What was the best advice anyone ever gave you?
“Always be yourself” “don’t compare yourself to the next man” “Go after your dream, live your life, be who you are to be” “always pay it forward” “don’t be afraid to say no” “make sure there’s passion in what you’re doing” “don’t give up, when you have given up that is when you have failed”
Not one piece of advice but a few pieces that have helped me in different situations. It’s a tough industry to navigate sometimes (especially the acting). In the words of my acting mentor Deneen Tyler, “some seasons you’re hot and some you’re not”. Working on bettering myself and giving back when necessary are some daily goals I strive to live by no matter what is going on career wise and the understanding that what’s for me is for me keeps me going, focused on MY prize and grounded.
What’s the biggest misconception about women in radio?
I heard a long time ago that most women in radio were trying to get hooked up with one of these celebrities- I mean if so that’s their business and all power to them however I don’t think that’s a goal of women in radio.
I also think there’s a misconception that we are all at odds with one another and all competing for one, woman allowed spot at the top of the radio ladder (crazy right?)
Where do you see urban radio in the next 10-15 years?
Not sure completely but not like it is now. It’s already changing; behind the scenes and with music in general. Genres are combining and technology is getting more advanced daily.
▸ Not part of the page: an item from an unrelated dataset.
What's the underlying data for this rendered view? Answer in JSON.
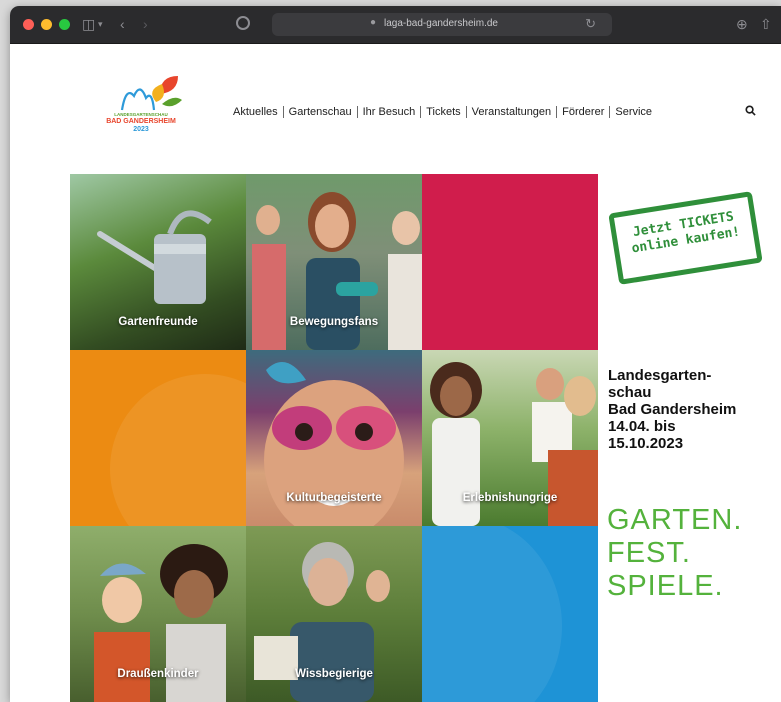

However in some markets urban radio is such an integral part of the lives of the people of that market that I would love to see it still thriving
What do you think is wrong, if you do, with hip hop and R&B?
Well not to sound like an old woman but please bring back my old school R&B!! After early 2000s there’s been a handful of R&B songs and artist that have moved me body and soul.
It’s lacking that passion and sensuality that some of our favorites. Embody. That was my “well back in my day” moment
Who do you think is the most under-appreciated artist out there right now?
She’s not under-appreciated but I want the world to know about rap artist 3D Na’Tee. I’m not that into rap but she’s very talented and humble. Plus she’s a self-motivated, goal getter. Her music speaks for itself.
What do you want your legacy to be?
That I never gave up and worked hard towards my dreams and goals. That through the downs I was able to stay focus and pick myself up. That I was my own person and I did things according to my standards. Also that I have back along the way and helped others
That I never gave up and worked hard
If you could be one of these, who would it be and why? (funny I know…but I’m curious-pick one)
Sex InThe City girls
Definitely a Female Super Hero! Not one that we know already. I’d be the newest one and I would have to have Frozen powers or my daughter would be upset. And I would be able to stop time (freeze) as well because she’s growing so fast! Oooh… I can really create this Freezing powered super hero!
How can people reach out to you?
FOLLOW ME ON TWITTER/IG @JustKiKiBrown
FAN ME ON FACEBOOK @MsKiKiBrown
7 thoughts on “She’s A Nola Chick: One On One w/ Nicole Collins”
Reblogged this on ThisRadioChickRocks and commented:
Have you read the one about…